      Hartman, M. J.; Thomas, C. L. (Society for Range Management, 1983-09-01)
      The larvae of the range crane fly (Tipula simplex) are responsible for extensive damage to rangeland of the central valley of California, but the damage occurs infrequently in years when there are extremely high densities. These outbreaks appear to be due to favorable climatic conditions during the early larval instars. Means of biological (including pheromone), mechanical, fire, and chemical control are discussed. Early detection is a key in minimizing damage.
    • Influence of Vesicular-Arbuscular Mycorrhizal Fungi on the Nodulation and Growth of Subclover

      Green, N. E.; Smith, M. D.; Beavis, W. D.; Aldon, E. F. (Society for Range Management, 1983-09-01)
      This study was initiated to determine the influence of vesiculararbuscular mycorrhizal (VAM) fungi on a rhizobium-legume interaction. Inoculation of subclover with Glomus fasciculatus resulted in 2 times as many rhizobium nodules on roots as on nonmycorrhizal controls. Inoculation with Glomus mosseae resulted in 1.4 times greater nodule formation compared to the noninoculated controls. Plants inoculated with G. mosseae + G. fasciculatus had 1.9 times more nodules than the controls. Furthermore, inoculation with G. fasciculatus or G. mosseae + G. fasciculatus resulted in shoot weights and total plant weights nearly double that of the controls.

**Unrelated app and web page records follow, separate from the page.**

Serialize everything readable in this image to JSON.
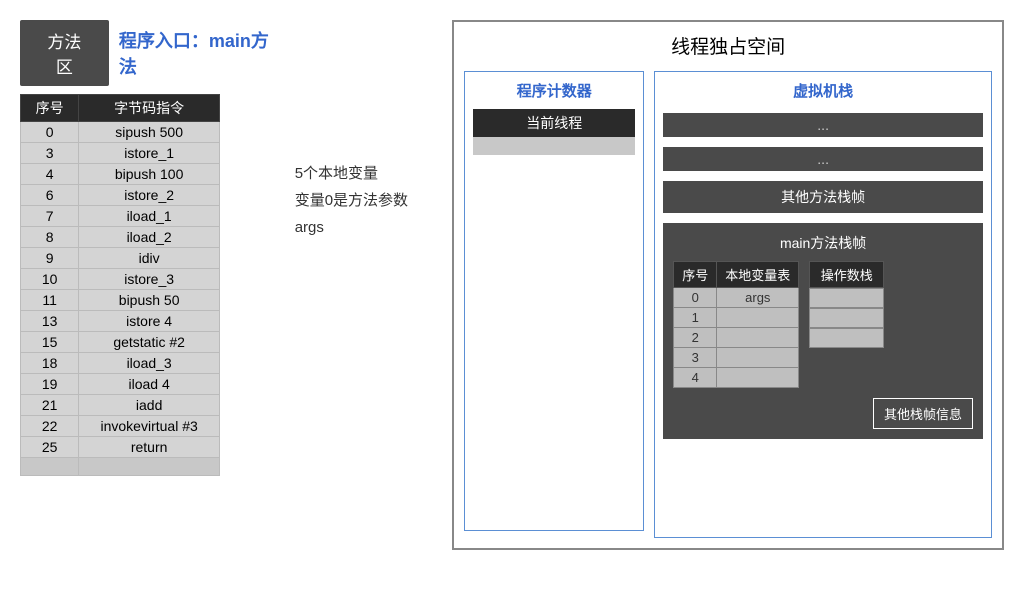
{
  "methodArea": {
    "label": "方法区"
  },
  "entry": {
    "label": "程序入口：main方法"
  },
  "bytecode": {
    "headers": {
      "seq": "序号",
      "instr": "字节码指令"
    },
    "rows": [
      {
        "seq": "0",
        "instr": "sipush 500"
      },
      {
        "seq": "3",
        "instr": "istore_1"
      },
      {
        "seq": "4",
        "instr": "bipush 100"
      },
      {
        "seq": "6",
        "instr": "istore_2"
      },
      {
        "seq": "7",
        "instr": "iload_1"
      },
      {
        "seq": "8",
        "instr": "iload_2"
      },
      {
        "seq": "9",
        "instr": "idiv"
      },
      {
        "seq": "10",
        "instr": "istore_3"
      },
      {
        "seq": "11",
        "instr": "bipush 50"
      },
      {
        "seq": "13",
        "instr": "istore 4"
      },
      {
        "seq": "15",
        "instr": "getstatic #2"
      },
      {
        "seq": "18",
        "instr": "iload_3"
      },
      {
        "seq": "19",
        "instr": "iload 4"
      },
      {
        "seq": "21",
        "instr": "iadd"
      },
      {
        "seq": "22",
        "instr": "invokevirtual #3"
      },
      {
        "seq": "25",
        "instr": "return"
      }
    ]
  },
  "sideNote": {
    "line1": "5个本地变量",
    "line2": "变量0是方法参数args"
  },
  "threadSpace": {
    "title": "线程独占空间",
    "pcCounter": {
      "title": "程序计数器",
      "current": "当前线程"
    },
    "vmStack": {
      "title": "虚拟机栈",
      "ellipsis1": "...",
      "ellipsis2": "...",
      "otherFrame": "其他方法栈帧",
      "mainFrame": {
        "title": "main方法栈帧",
        "localVarHeaders": {
          "seq": "序号",
          "name": "本地变量表"
        },
        "localVars": [
          {
            "seq": "0",
            "name": "args"
          },
          {
            "seq": "1",
            "name": ""
          },
          {
            "seq": "2",
            "name": ""
          },
          {
            "seq": "3",
            "name": ""
          },
          {
            "seq": "4",
            "name": ""
          }
        ],
        "opStack": {
          "header": "操作数栈"
        },
        "otherInfo": "其他栈帧信息"
      }
    }
  }
}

The conclusion is that inoculation with the correct VAM fungal species is as important as the selection of the rhizobium species for subclover growth and development.
    • Landsat Computer-aided Analysis Techniques for Range Vegetation Mapping

      McGraw, J. F.; Tueller, P. T. (Society for Range Management, 1983-09-01)
      Landsat computer-aided analysis techniques were used to map the sagebrush-grass vegetation of northern Nevada. A final Landsat digital classification resulted in 14 spectral classes representing 8 range plant communities. Classification accuracy for all sample plots was 86.4%, with individual class accuracies ranging from 77.8 to 95.4%. Classification methods included supervised, unsupervised, and guided clustering techniques using a maximum likelihood classifier.
    • Low-energy Grubbing with Special Blade to Control Algerita

      Cross, B. T.; Wiedemann, H. T. (Society for Range Management, 1983-09-01)
      Algerita (Berberis trifoliolata Moric) infestations on low stony hill range sites in the Edwards Plateau vegetational area of Texas are a problem following primary brush control. Infestations appear well suited to control by low-energy grubbing. A feasibility study indicated the method was economical but plant kill was erratic. Sprouting of lateral roots near the periphery of the grubbed hole accounted for 56% of the regrowth while 13% was attributed to crown tissue attached to taproots. No sprouts originated directly from taproots. Remaining regrowth resulted from problems with blade penetration in the soil. To prevent sprouting, severing the taproot below the crown and uprooting of all lateral roots under the entire plant canopy to a depth of 10 to 15 cm was necessary. Grubber blade modification included an increase in width to 180 cm and an addition of small fins welded on top of the blade to increase plant uprooting. Grubbing with the modified blade resulted in a plant kill of 93% +/- 3.5 (x +/- S.D.) when tested in an algerita infestation of 42 to 195 plants/ha ranging in height from 1.0 to 1.5 m. The grubber averaged 2.13 ha/hr in a 110 plants/ha infestation and cost of $16.43/ha. The ha/hr grubbing rate (Y) plotted against trees/ha densities (X) followed the prediction equation log Y = 1.93 - 0.83 log X with a significant (P<0.01) correlation coefficient of r = 0.91. Low-energy grubbing using the modified grubbing blade is an effective and economical method of controlling algerita.